However, it clearly is possible to use two or more sections with the poles. Furthermore, other devices may be used to adjust the heights of the poles. For example a pawl and ratchet mechanism may be used to adjust the heights. A series of mating apertures in the pole sections combined with pins may also be used. The preferred method of adjusting heights as disclosed allows for the greatest flexibility.
The only real limitation on materials for the tee 10 of this invention is that the materials must be durable and capable of absorbing the stress of use in the outdoors and capable of absorbing blows from a bat in case of a missed swing without substantial damage to either the bat or to the tee 10. Thus the materials may be metal, synthetic resins, plastics or combinations thereof. The base 20 may be hollow and capable of being filled with sand or other suitable ballast to provide for simpler transportation. The base 20 may also be heavy enough for support in and of itself.
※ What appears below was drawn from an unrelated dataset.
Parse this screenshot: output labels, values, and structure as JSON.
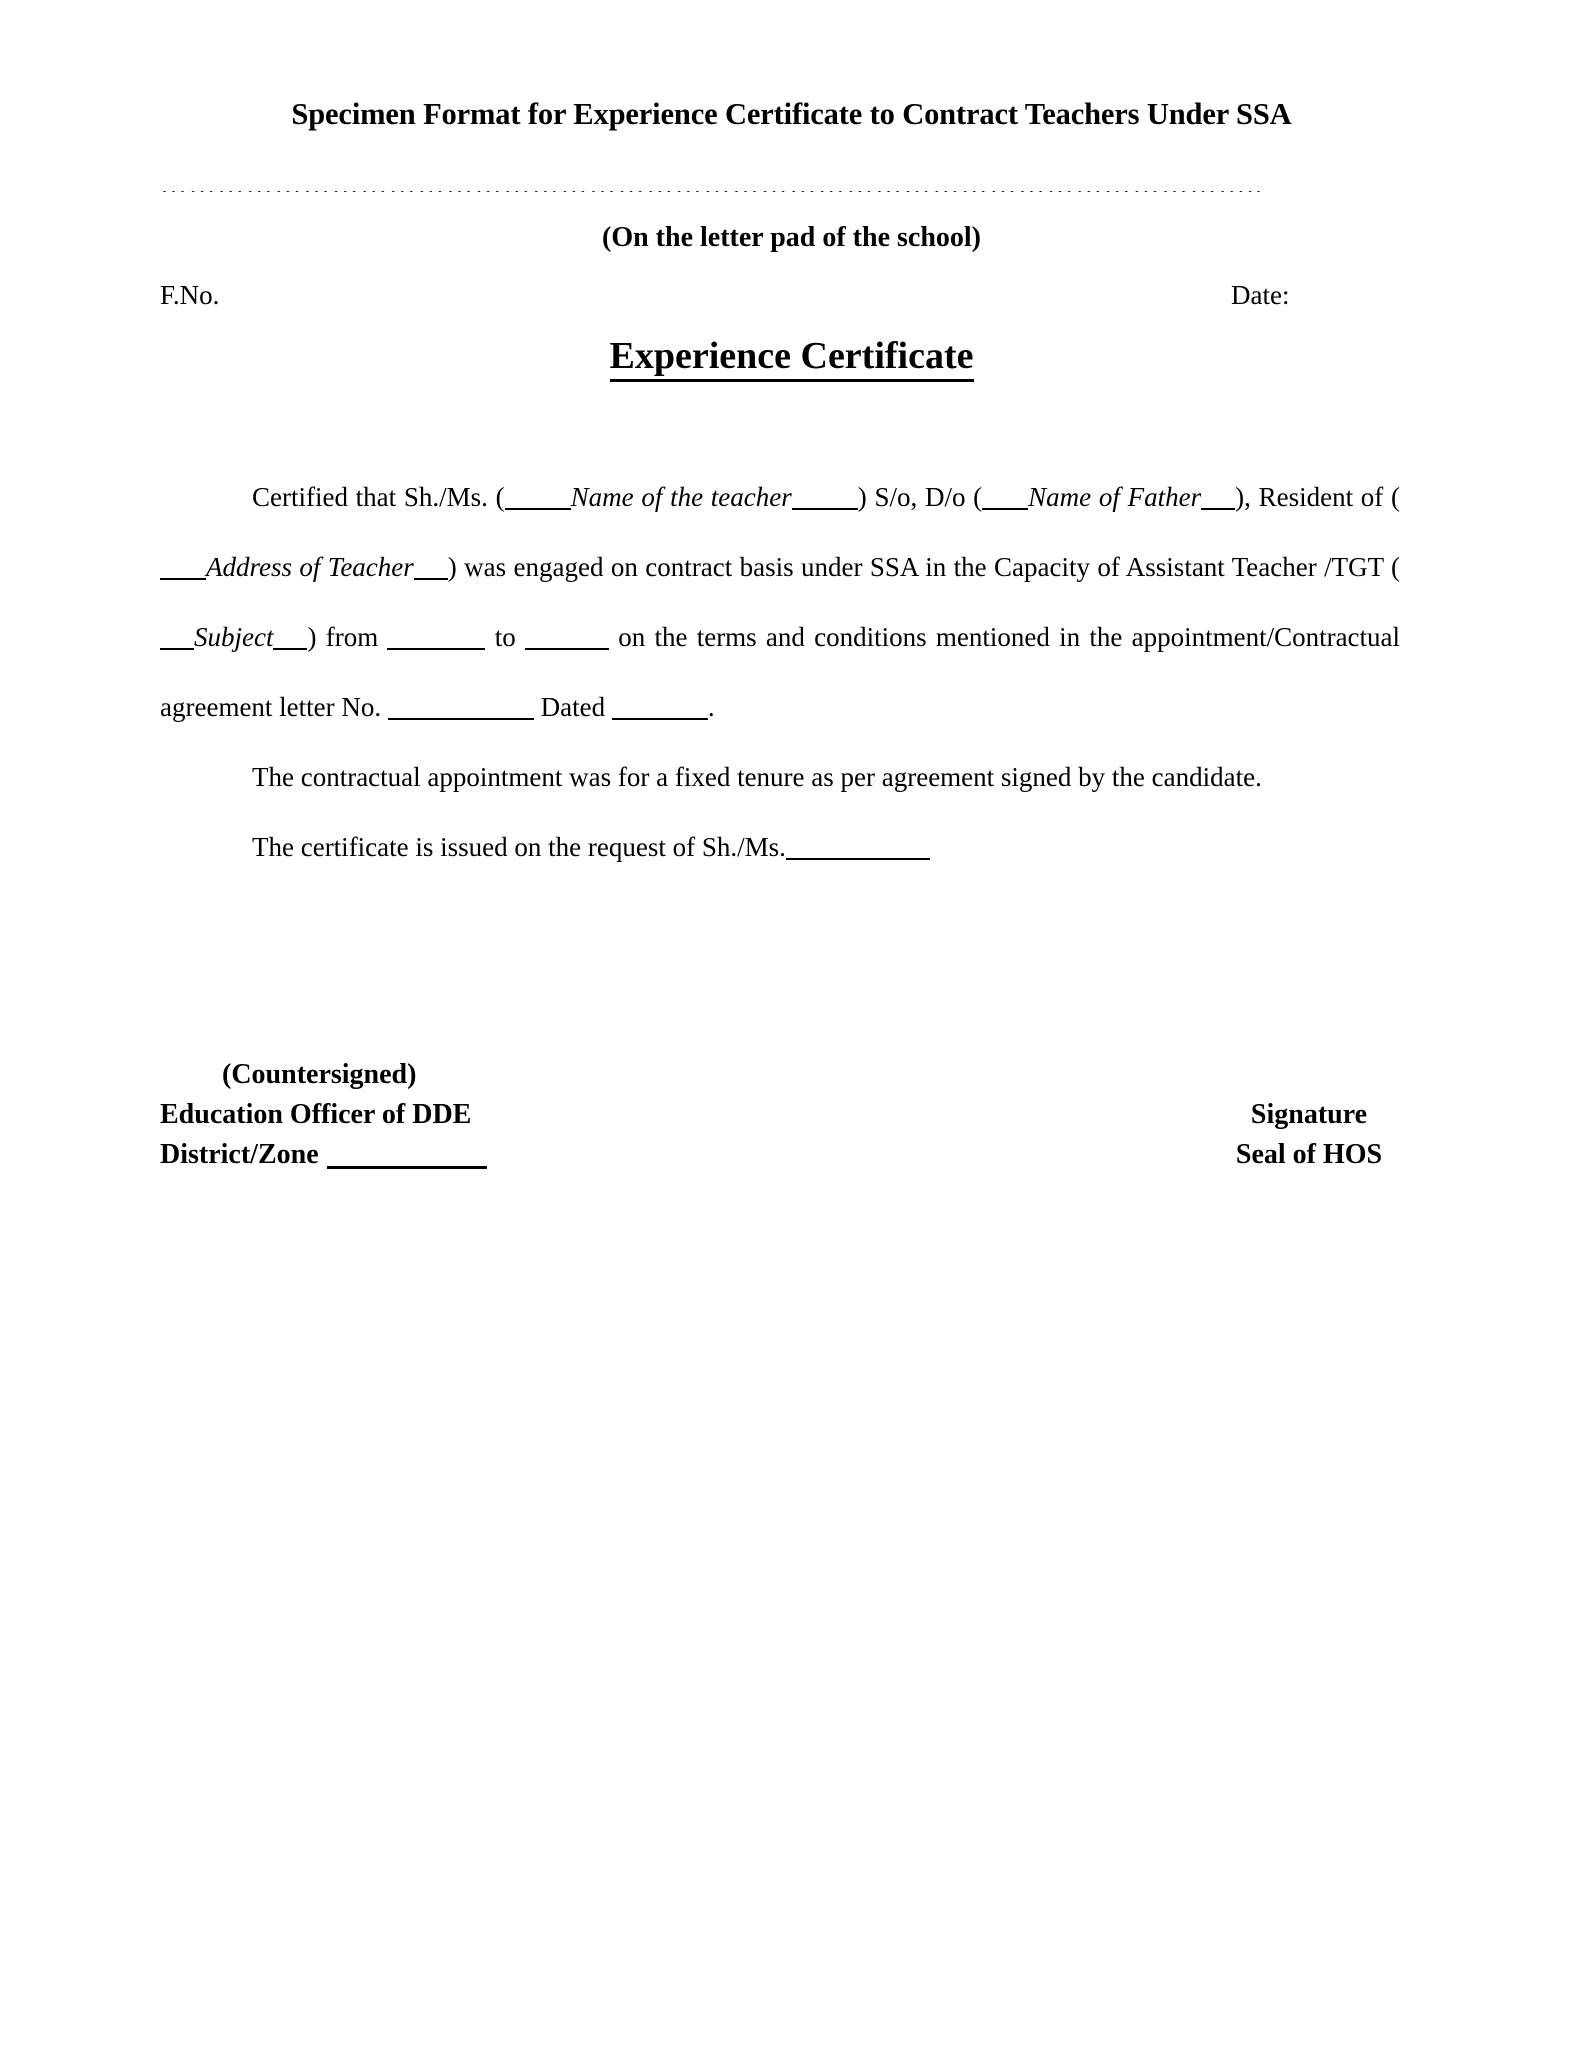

In view of this disclosure, a person having ordinary skill in this art can easily determine various modifications in this device. Accordingly, it is felt that such variations and modifications are covered hereunder.
1. A batting tee for a baseball or a softball suitable for teaching a player a proper level--with a slight uppercut--swing, said tee including a base means and three vertically extending adjustable pole means; wherein:
- (a) said three adjustable pole means include a forward pole and two rear poles in a triangular relationship attached to said base means;
- (b) said forward pole serves to hold a softball or baseball;
- (c) said two rear poles serve to hold two lightweight balls as swing indicators;
- (d) said forward pole and said rear poles have at least two sections and said two sections include a first nestable section and a base section to render said forward pole and said rear poles adjustable in height;
- (e) said base section is secured at its lower end to said base and receives the lower end of said first nestable section at its upper end;
- (f) a first nestable section clamp is positioned on said first nestable section to adjustably hold said first nestable section relative to said base section;
- (g) a ball support means is secured to the upper end of said first nestable section and oppositely disposed from said base section;
- (h) said rear poles are substantially equal in height and differ in height from said forward pole;
- (i) said ball support means on said rear poles are capable of receiving said two lightweight balls;
- (j) said ball support means on said forward pole is capable of receiving said softball or said baseball; and
- (k) the predetermined height of said rear poles and said forward pole combine to determine a plane in which a bat must travel to contact all three balls placed on said pole means.
2. The batting tee of claim 1 wherein said ball support is cup-shaped.
3. The batting tee of claim 2 wherein said base means is pentagonal in shape.
4. The batting tee of claim 3 wherein forward pole is substantially perpendicular to said base and said rear poles are substantially parallel to said forward pole.
5. The batting tee of claim 4 wherein said forward pole and said rear poles have three nestable sections.
|4227691||October 14, 1980||Lefebver et al.|
International Classification: A63B 6940;